the 50s for Saturday and Sunday with relatively mild lows of upper
30s and 40s. May even be a touch to cool for lows Saturday and
Sunday morning if skies remain overcast through the period while
dewpoints potentially rise into the lower 50.

By late in the day Sunday, a Pacific cold front is forecast to
move through the forecast area with dry air advecting in from the
northwest. The GFS and ECMWF have continued to keep shortwave
energy from the northern stream to the north as a closed low
develops over the upper Midwest. Because of this the models have
been gradually backing of the precip chances for Sunday night and
Monday, and the forecast follows this trend by lowering POPs
Sunday night and keeping a dry forecast for Monday. Some modest
cold air advection is anticipated for Monday, but with the airmass
originating from the Pacific temperatures should not be as cold as
we`ve recently experiences.
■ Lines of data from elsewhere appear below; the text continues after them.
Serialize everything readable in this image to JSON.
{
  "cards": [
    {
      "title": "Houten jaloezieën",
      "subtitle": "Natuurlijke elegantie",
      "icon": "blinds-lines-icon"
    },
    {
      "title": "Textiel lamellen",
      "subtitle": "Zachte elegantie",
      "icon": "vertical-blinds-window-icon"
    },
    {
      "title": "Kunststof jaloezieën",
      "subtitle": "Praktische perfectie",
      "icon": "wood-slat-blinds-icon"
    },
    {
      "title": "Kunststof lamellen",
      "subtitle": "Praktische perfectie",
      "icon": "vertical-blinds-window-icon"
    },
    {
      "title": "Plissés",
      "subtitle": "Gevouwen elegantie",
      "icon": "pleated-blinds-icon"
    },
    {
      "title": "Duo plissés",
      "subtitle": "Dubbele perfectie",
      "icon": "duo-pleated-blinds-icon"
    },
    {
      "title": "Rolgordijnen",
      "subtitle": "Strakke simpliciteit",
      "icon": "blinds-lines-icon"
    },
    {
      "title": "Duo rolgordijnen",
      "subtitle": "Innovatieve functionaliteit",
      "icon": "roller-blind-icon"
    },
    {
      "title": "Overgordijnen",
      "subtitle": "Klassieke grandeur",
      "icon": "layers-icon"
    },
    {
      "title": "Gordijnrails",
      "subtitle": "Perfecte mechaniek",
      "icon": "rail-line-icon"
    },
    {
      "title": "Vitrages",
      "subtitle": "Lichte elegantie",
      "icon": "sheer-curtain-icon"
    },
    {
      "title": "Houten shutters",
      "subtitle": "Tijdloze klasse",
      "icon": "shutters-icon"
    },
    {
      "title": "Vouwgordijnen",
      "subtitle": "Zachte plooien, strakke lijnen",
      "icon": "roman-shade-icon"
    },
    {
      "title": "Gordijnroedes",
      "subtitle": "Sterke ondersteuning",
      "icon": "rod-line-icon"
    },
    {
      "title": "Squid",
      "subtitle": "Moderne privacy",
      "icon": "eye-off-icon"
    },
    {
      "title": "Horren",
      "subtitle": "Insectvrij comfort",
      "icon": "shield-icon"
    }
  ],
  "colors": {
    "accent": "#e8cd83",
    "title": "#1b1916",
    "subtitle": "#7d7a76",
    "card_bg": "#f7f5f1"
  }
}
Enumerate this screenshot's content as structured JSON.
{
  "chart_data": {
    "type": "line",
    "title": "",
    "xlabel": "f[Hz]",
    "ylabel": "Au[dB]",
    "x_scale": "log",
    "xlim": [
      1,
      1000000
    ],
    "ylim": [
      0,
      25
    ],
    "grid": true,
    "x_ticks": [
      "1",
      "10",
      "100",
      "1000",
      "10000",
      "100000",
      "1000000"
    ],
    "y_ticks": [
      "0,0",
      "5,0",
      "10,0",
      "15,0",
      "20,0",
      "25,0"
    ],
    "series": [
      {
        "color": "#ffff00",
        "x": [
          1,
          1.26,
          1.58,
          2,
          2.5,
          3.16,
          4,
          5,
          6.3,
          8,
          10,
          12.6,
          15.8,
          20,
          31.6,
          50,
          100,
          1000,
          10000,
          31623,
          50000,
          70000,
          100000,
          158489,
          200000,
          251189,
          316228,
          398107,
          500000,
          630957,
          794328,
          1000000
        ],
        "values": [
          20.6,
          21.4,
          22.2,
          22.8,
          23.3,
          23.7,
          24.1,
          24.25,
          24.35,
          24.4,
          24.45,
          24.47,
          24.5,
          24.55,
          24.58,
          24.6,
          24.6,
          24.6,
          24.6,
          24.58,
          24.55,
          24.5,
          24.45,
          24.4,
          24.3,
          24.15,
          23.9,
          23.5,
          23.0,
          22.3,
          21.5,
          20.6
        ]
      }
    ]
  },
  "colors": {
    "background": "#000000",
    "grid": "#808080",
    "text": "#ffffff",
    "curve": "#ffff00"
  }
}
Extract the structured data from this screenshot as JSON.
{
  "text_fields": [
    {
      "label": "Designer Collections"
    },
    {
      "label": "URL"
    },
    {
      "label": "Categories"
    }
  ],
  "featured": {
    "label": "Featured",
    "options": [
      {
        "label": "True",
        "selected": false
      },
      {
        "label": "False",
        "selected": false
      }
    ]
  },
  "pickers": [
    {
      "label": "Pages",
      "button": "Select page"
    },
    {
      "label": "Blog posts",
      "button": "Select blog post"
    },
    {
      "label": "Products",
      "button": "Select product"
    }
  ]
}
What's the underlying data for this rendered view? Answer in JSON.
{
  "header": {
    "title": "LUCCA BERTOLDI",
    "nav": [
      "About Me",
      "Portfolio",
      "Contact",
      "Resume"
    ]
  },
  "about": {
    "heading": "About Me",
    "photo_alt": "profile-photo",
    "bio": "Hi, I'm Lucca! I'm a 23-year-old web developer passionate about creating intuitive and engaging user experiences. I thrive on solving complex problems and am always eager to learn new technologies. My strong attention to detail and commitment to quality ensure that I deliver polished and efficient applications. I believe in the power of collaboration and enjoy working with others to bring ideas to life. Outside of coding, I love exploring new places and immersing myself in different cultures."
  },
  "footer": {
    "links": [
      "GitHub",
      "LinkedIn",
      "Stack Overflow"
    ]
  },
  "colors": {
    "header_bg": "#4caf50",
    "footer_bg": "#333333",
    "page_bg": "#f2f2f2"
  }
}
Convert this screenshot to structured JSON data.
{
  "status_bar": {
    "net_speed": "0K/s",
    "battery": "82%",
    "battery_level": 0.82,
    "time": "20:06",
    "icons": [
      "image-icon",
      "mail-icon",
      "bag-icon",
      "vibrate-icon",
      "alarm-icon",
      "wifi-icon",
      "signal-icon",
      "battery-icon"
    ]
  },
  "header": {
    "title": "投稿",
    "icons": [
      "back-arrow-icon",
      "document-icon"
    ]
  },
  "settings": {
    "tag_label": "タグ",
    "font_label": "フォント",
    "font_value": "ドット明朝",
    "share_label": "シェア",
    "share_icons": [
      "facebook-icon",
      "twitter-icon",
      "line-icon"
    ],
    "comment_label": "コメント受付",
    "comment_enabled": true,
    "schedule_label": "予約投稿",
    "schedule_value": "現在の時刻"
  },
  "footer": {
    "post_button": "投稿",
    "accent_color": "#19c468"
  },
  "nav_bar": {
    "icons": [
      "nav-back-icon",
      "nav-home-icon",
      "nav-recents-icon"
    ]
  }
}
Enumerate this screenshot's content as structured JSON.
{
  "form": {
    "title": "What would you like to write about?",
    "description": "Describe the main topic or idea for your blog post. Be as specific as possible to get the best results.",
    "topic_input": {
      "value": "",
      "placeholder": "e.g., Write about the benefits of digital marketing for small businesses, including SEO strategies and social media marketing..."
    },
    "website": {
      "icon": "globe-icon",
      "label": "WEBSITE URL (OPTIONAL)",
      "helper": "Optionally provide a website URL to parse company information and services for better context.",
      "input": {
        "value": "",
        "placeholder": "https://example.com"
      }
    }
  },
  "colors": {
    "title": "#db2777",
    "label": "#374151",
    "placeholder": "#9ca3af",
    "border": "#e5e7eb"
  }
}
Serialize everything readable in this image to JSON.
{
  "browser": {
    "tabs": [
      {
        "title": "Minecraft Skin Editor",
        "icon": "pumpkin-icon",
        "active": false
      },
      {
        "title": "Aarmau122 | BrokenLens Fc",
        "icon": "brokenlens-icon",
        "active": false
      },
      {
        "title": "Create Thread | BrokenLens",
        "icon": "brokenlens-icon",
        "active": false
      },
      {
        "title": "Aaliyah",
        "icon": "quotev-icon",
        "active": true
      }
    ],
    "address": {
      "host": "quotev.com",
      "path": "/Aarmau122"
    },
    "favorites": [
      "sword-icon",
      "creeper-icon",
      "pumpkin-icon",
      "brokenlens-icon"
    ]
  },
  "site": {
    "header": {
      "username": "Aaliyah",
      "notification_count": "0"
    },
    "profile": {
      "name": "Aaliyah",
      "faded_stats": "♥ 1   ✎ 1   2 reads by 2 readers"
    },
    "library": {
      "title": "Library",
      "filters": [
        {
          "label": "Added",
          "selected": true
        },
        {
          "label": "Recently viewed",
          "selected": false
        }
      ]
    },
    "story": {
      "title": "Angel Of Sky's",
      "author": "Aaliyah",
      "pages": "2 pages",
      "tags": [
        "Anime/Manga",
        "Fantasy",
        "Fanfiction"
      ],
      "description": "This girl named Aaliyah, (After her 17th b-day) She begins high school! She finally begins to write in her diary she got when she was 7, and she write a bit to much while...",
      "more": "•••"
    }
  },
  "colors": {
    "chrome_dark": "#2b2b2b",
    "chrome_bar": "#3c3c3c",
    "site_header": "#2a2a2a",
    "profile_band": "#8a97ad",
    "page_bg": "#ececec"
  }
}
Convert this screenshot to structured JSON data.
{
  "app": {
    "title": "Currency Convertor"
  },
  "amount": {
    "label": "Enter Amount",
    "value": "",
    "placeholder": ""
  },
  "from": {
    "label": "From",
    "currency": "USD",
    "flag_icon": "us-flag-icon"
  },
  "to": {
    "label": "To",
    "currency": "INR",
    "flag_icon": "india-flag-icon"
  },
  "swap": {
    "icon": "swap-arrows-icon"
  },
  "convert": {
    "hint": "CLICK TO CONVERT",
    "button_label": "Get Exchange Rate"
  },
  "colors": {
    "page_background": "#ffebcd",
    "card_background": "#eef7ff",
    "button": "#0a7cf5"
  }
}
Highs Monday are forecast to be in the
40s. Persistent mixing of the boundary layer is expected to help
prevent temps from bottoming out Monday morning and the forecast
has lows in the lower 30s.

Dry northwest flow is progged by the models for Tuesday and
Wednesday. There does not appear to be a great deal of warm air
making it back into the area, so lows are expected to be in the
20s while highs remain in the 40s.


.AVIATION...(For the 06Z TAFs through 06Z Thursday Night)
Issued at 1116 PM CST WED NOV 19 2014

VFR conditions dominate. Rather dry surface ridge keeps winds
quite light, though could see a more persistent but still light
east wind take hold in the latter half of the forecast.




LONG TERM...Wolters
AVIATION...65 is the U.S. government's official web portal to all federal, state and local government web resources and services.